New integrated bodies will run hospital and community services, says Harris
Minister says 600 additional hospital beds will be delivered within three years
Minister for Health Simon Harris. File photograph: Gareth Chaney/Collins
New regional bodies will in future administer both hospital and community services in an integrated manner with a single budget under a single board, the Minister for Health Simon Harris has said.
The Minister said he wanted to move ahead with aligning the geographic areas covered by existing hospital groups and community healthcare organisations.
He said there would be one budget and one board for each regional entity to hold people to account. He said this would help to deliver integrated care.
The Minister said he would produce proposals on how the country could be divided up as part of the new geographic alignment of hospital groups and community healthcare organisation in the months ahead. He said he would need cross-party support in legislating for this initiative.
“Drawing lines on maps is never the easiest thing for any politician to do”, he said.
Mr Harris told the Oireachtas health committee on Wednesday that this initiative was “the potential game changer” in the delivery of the Sláintecare reform programme.
The Minster said he was keen to move away from the silo approach with duplicate management structures for hospitals and community care services.
“If we are to deliver Sláintecare we need a singular budget for certain parts of the country to deliver the whole spectrum of care.”
He said there would no longer be “silo budgets” for hospitals and community care services. He said there would no longer be arguments that patients had to remain in hospitals because it would cost money from someone else’s budget to care for them in the community and vice versa.
The Minister said the existing HSE structure was “not fit for purpose”.
He said there would always be a need for some issues to be addressed at national level such as the overall maternity strategy or cancer strategy.
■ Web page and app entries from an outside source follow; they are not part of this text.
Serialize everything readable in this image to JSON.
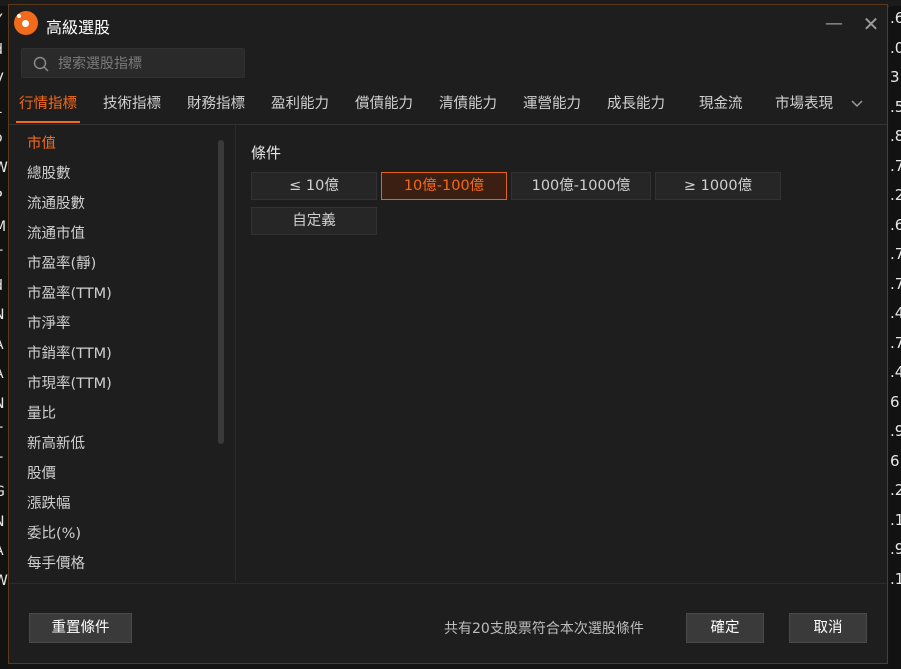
{
  "background_rows_left": [
    "Y",
    "d",
    "V",
    "1",
    "o",
    "W",
    "P",
    "M",
    "T",
    "d",
    "N",
    "A",
    "A",
    "N",
    "T",
    "T",
    "G",
    "N",
    "A",
    "W"
  ],
  "background_rows_right": [
    ".6",
    ".0",
    "3",
    ".5",
    ".8",
    ".7",
    ".2",
    ".6",
    ".7",
    ".7",
    ".4",
    ".7",
    ".4",
    "6",
    ".9",
    "6",
    ".2",
    ".1",
    ".9",
    ".1"
  ],
  "dialog": {
    "title": "高級選股",
    "minimize_glyph": "—",
    "close_glyph": "✕"
  },
  "search": {
    "placeholder": "搜索選股指標",
    "value": ""
  },
  "tabs": [
    {
      "label": "行情指標",
      "active": true
    },
    {
      "label": "技術指標"
    },
    {
      "label": "財務指標"
    },
    {
      "label": "盈利能力"
    },
    {
      "label": "償債能力"
    },
    {
      "label": "清債能力"
    },
    {
      "label": "運營能力"
    },
    {
      "label": "成長能力"
    },
    {
      "label": "現金流"
    },
    {
      "label": "市場表現"
    }
  ],
  "sidebar": {
    "items": [
      {
        "label": "市值",
        "active": true
      },
      {
        "label": "總股數"
      },
      {
        "label": "流通股數"
      },
      {
        "label": "流通市值"
      },
      {
        "label": "市盈率(靜)"
      },
      {
        "label": "市盈率(TTM)"
      },
      {
        "label": "市淨率"
      },
      {
        "label": "市銷率(TTM)"
      },
      {
        "label": "市現率(TTM)"
      },
      {
        "label": "量比"
      },
      {
        "label": "新高新低"
      },
      {
        "label": "股價"
      },
      {
        "label": "漲跌幅"
      },
      {
        "label": "委比(%)"
      },
      {
        "label": "每手價格"
      }
    ]
  },
  "conditions": {
    "title": "條件",
    "options": [
      {
        "label": "≤ 10億"
      },
      {
        "label": "10億-100億",
        "selected": true
      },
      {
        "label": "100億-1000億"
      },
      {
        "label": "≥ 1000億"
      },
      {
        "label": "自定義"
      }
    ]
  },
  "footer": {
    "reset_label": "重置條件",
    "status_text": "共有20支股票符合本次選股條件",
    "confirm_label": "確定",
    "cancel_label": "取消"
  },
  "colors": {
    "accent": "#f26a1b",
    "dialog_bg": "#1e1e1e",
    "selected_bg": "#3b1f12"
  }
}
However he said the existing “core” HSE was “too big and too bloated”.
Mr Harris also said about 600 additional hospital beds will be provided in the next three years through a combination of modular buildings and the reconfiguration of existing space. He said “a fair chunk” of these would come in the latter part of 2019 including a 60-bed modular unit at Limerick University Hospital.
The Minister told the committee he backed the proposals in the Sláintecare reform report to end the treatment of private patients in public hospitals. However he said this would have to be carried out in an intelligent and phased way.
He said the current system was an “outlier and fundamentally unfair”.
Mr Harris said this could see a public hospital at full capacity in which a patient in greater need of care had to wait for that care because someone was carrying out private practice.
“We cannot convince ourselves that this is the norm”, he said.
He said a report to provide “valuable guidance on how we go about implementing the recommendation (to eliminate private practice in public hospitals) would be completed by the end of the year or early next year.
Mr Harris also said he had reached agreement in recent days with the Minister for Public Expenditure on a substantial multi-annual budget for the provision of GP services . He said he hoped intensive negotiations with GPs on a new contract – which have been stalled for months – would get underway again very shortly.
The Minister said he envisaged the talks would be like a three-leg stool. He said one part would focus on measures to make existing practices sustainable; the second element would deal with the provision of chronic disease management in general practice and the third would address the provision of greater access to primary care.
He said on foot of his agreement with the Department of Public Expenditure the policy objectives of his department had been aligned with the available funding stream.